TO DO »
Please count how many lines of the data include the word "photo". Give only that number in reply.

***** THE DATA *****

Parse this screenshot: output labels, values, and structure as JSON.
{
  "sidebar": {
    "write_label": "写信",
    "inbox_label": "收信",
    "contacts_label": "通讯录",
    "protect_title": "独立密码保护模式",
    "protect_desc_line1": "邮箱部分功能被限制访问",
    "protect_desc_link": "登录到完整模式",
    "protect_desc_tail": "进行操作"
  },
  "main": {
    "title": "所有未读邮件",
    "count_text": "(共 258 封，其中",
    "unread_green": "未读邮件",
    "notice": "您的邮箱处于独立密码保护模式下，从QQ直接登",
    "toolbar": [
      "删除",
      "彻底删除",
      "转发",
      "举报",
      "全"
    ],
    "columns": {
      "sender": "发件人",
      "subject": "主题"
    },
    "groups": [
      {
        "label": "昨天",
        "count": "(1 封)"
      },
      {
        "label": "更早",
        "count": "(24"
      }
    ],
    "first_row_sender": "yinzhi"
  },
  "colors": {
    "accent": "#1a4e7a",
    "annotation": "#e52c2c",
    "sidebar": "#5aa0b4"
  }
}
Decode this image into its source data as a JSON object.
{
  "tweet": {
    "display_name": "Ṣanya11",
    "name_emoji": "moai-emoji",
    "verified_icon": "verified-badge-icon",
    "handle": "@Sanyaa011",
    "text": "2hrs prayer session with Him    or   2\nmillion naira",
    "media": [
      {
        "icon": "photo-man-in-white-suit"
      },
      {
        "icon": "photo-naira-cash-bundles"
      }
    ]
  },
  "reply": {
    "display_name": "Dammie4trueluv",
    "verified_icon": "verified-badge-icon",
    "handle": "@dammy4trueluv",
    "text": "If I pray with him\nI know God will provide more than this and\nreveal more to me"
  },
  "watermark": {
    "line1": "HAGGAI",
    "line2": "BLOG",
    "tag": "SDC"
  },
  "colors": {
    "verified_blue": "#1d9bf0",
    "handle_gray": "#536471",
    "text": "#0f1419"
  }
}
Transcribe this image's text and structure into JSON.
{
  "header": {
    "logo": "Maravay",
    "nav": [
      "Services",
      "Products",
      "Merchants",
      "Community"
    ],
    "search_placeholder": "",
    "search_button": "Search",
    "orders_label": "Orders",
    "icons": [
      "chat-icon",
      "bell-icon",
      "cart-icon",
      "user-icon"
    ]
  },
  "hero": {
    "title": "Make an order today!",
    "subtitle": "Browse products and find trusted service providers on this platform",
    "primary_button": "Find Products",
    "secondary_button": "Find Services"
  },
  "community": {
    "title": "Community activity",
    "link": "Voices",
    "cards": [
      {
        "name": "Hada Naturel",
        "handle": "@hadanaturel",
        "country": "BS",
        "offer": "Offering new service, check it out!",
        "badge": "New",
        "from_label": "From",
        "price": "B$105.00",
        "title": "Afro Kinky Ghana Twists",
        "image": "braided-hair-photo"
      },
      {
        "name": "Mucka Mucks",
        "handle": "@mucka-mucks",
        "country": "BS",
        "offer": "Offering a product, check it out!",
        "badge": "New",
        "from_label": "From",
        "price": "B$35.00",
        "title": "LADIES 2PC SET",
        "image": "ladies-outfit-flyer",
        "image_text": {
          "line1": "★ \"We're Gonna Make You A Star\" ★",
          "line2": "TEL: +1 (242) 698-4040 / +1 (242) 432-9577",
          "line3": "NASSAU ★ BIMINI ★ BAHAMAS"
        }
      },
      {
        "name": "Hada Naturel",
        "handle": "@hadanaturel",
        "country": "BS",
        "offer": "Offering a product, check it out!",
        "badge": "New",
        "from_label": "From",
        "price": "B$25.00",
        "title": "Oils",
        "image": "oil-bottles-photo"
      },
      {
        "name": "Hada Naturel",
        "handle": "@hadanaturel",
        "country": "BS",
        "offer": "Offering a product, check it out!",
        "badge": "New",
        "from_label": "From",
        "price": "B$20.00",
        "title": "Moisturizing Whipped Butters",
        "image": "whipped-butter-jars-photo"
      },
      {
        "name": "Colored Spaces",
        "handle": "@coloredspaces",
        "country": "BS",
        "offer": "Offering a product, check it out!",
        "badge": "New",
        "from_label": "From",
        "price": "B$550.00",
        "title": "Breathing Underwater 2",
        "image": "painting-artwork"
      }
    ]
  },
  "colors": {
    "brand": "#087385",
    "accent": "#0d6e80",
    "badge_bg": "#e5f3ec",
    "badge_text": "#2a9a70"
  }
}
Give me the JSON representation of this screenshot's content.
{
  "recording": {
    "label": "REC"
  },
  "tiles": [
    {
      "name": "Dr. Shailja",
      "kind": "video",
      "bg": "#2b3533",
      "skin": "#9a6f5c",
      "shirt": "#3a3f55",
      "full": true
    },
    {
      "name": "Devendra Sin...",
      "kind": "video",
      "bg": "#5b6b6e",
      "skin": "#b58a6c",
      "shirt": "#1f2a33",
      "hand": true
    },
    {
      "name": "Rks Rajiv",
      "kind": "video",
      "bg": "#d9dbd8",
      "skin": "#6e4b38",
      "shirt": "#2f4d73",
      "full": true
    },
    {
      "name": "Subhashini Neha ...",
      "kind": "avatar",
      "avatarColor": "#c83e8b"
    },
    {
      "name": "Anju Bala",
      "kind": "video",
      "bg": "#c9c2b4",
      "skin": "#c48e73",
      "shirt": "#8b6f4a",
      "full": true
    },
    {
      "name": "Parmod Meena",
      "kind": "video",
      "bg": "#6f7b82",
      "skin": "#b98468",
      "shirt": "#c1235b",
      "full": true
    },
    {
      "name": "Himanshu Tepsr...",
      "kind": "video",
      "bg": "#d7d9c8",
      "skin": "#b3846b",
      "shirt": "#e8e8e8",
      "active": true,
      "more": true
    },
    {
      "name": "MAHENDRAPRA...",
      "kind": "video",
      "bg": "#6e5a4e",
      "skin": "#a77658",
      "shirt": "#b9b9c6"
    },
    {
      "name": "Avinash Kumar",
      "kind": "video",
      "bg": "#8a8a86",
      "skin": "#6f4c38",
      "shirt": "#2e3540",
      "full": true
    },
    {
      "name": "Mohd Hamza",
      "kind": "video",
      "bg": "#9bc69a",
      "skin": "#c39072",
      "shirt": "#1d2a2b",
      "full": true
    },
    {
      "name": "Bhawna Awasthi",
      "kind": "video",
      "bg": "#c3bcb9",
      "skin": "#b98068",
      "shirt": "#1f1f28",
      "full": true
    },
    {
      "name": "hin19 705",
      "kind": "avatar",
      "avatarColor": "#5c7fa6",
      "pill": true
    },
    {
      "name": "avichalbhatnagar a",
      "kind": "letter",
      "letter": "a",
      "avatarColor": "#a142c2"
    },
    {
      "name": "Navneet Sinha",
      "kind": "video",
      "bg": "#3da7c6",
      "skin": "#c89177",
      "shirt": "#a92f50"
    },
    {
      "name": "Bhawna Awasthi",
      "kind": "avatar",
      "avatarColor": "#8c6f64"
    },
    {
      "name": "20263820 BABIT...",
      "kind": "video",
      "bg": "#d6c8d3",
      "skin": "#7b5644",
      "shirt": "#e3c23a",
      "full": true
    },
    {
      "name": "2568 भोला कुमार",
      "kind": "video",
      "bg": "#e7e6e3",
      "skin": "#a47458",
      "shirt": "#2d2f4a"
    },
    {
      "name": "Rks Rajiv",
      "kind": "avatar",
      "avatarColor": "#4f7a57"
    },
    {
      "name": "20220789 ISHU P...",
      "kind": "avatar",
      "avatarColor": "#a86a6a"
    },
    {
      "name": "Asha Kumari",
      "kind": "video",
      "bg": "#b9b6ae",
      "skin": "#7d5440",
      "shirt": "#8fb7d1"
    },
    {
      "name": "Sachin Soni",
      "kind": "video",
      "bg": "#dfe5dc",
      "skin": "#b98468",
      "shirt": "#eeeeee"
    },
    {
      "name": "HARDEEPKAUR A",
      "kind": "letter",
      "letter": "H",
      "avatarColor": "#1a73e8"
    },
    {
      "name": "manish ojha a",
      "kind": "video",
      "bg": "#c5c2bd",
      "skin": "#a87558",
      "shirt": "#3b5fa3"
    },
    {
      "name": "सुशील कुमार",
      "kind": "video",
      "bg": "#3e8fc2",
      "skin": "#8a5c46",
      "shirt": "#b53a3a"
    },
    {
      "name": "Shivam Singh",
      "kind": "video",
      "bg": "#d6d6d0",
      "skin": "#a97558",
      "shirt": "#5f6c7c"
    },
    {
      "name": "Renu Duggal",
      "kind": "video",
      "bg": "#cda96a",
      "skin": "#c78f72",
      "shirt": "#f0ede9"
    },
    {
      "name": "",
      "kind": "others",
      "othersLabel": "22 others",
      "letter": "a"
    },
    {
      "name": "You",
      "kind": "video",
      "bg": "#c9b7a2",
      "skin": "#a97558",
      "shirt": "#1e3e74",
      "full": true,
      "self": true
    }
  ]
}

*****

EXPECTED ANSWER »
5